Tyrol pushes for Brenner Tunnel progress "Bavaria must do it's bit"
Planners on both sides of the Alps are under pressure over the Brenner Base Tunnel. The planned mega-project between Innsbruck and Franzenfeste is threatening to fall behind schedule and the Bavarians now need to speed up their construction work.
The Austrian state of Tyrol is placing increasing pressure on its northern neighbours to pick up the pace on planning and building work on the Brenner Base Tunnel (BBT). In just a few years the rail tunnel, spanning nearly 60 km, will link Italy to Munich under the Brenner massif, relieving one of the most important transport links in the Alps.
"Bavaria must do all it can to ensure that the connecting rail link to Berlin remains a top priority", said Tirol Governor Günther Platter at a meeting with the Bavarian Interior Minister Joachim Herrmann in Steinach am Brenner.
He observed that Austria has already made much greater progress on expansion of the rail network to link up the transnational infrastructure project. Herrmann stressed: "We are 100% behind the project and we do not want Bavaria to become a bottleneck." He said that he wanted "to ensure the project proceeded quickly, but not by going over the heads of the public - despite the time pressure."
Herrmann's concerns relate to the lengthy planning procedures north of the Alps.
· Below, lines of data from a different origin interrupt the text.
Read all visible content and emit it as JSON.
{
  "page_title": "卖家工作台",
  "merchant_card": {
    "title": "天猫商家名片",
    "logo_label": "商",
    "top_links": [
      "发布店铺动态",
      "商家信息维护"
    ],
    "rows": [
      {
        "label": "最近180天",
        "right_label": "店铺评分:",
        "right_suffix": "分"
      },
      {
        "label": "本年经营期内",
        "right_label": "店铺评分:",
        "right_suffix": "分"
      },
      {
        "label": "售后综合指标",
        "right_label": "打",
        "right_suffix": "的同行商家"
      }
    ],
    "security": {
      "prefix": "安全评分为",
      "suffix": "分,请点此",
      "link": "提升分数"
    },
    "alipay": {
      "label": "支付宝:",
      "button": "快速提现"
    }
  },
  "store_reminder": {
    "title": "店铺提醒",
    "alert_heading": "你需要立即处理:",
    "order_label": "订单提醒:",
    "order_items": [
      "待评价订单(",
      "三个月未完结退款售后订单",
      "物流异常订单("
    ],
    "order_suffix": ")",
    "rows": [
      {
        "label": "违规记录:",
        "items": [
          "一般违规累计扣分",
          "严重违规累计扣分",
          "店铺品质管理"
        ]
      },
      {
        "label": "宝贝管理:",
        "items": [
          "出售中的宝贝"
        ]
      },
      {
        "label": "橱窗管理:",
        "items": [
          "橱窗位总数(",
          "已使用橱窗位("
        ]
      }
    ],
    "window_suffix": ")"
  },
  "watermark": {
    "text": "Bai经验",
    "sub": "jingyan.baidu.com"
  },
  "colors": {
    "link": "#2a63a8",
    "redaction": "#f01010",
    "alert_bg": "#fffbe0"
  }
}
If, for example, legal processes or public protests delayed the preparatory work, the centrepiece of the transport project, the Brenner Base Tunnel, could be finished before the connecting rail network in the north, he explained. In this case it could take years for the desired benefits from the transfer of trans-Alpine goods transport to the railways to come to fruition.
Germany's connection in the south
The planned tunnel between Innsbruck and Franzenfeste is already recognised as a highly significant project. The Brenner Base Tunnel is part of the high-speed link between Berlin and Palermo planned by the EU and it is the largest current cross-border transport project between Austria and Italy. Experts expect that it will also have a significant effect on rail and road freight transportation in Germany.
At around 64 kilometres in length, the tunnel will open up another north-south rail transport link, in addition to the Gotthard Base Tunnel. When finished, the Brenner railway will provide a 425 km passenger and freight rail link between the cities of Munich and Verona.
"TUNNEL WITH EARS" SETS THE STANDARD FOR AUSTRIA
Austria's tunnels are set to become safer when they are equipped with "ears". The acoustic safety system has already been tested for three years in the Kirchdorf tunnel on the S35 motorway at Bruck. The system will now be extended nationwide.
An accident in a tunnel would be many drivers' worst nightmare, but if that were to happen the new monitoring system can ensure that help comes quickly, saving time and possibly lives.
Franz Graf, Project Manager at Joanneum Research, explains how the new system works: "Microphones are fitted in the tunnel. The acoustic signals from these microphones are instantly forwarded to a computer and automatically evaluated. Critical events are then immediately reported to the operator. The correct video camera is activated at the same time, so the operator in the monitoring centre sees precisely what is happening in the tunnel within a second.
Up to two minutes faster
The system has been tried out over the past three years in a pilot project at the Kirchdorf tunnel in Styria. Alois Schedl from ASFINAG, the Austrian state motorway company, describes the results: "This acoustic warning system lets us find out about incidents, accidents and other events one or two minutes faster than with traditional warning systems, so we can react faster and prevent more serious accidents or possibly fires, minimising the damage caused."
32 Tunnels will be equipped with "ears"
Following the positive test results, the acoustic system will now be installed in other tunnels. This new system is currently being set up in the Bosruck Tunnel in Styria, and it will be in use from next year.
The system will be installed in a total of 32 tunnels in Austria over coming years, including the Plabutsch Tunnel and the Gleinalm Tunnel. Installation will cost around 100,000 Euros per kilometre of tunnel, meaning a national investment of around 16 million Euros. ASFINAG and Joanneum Research are confident that in the future other countries will also be interested in the Austrian idea of "tunnels with ears".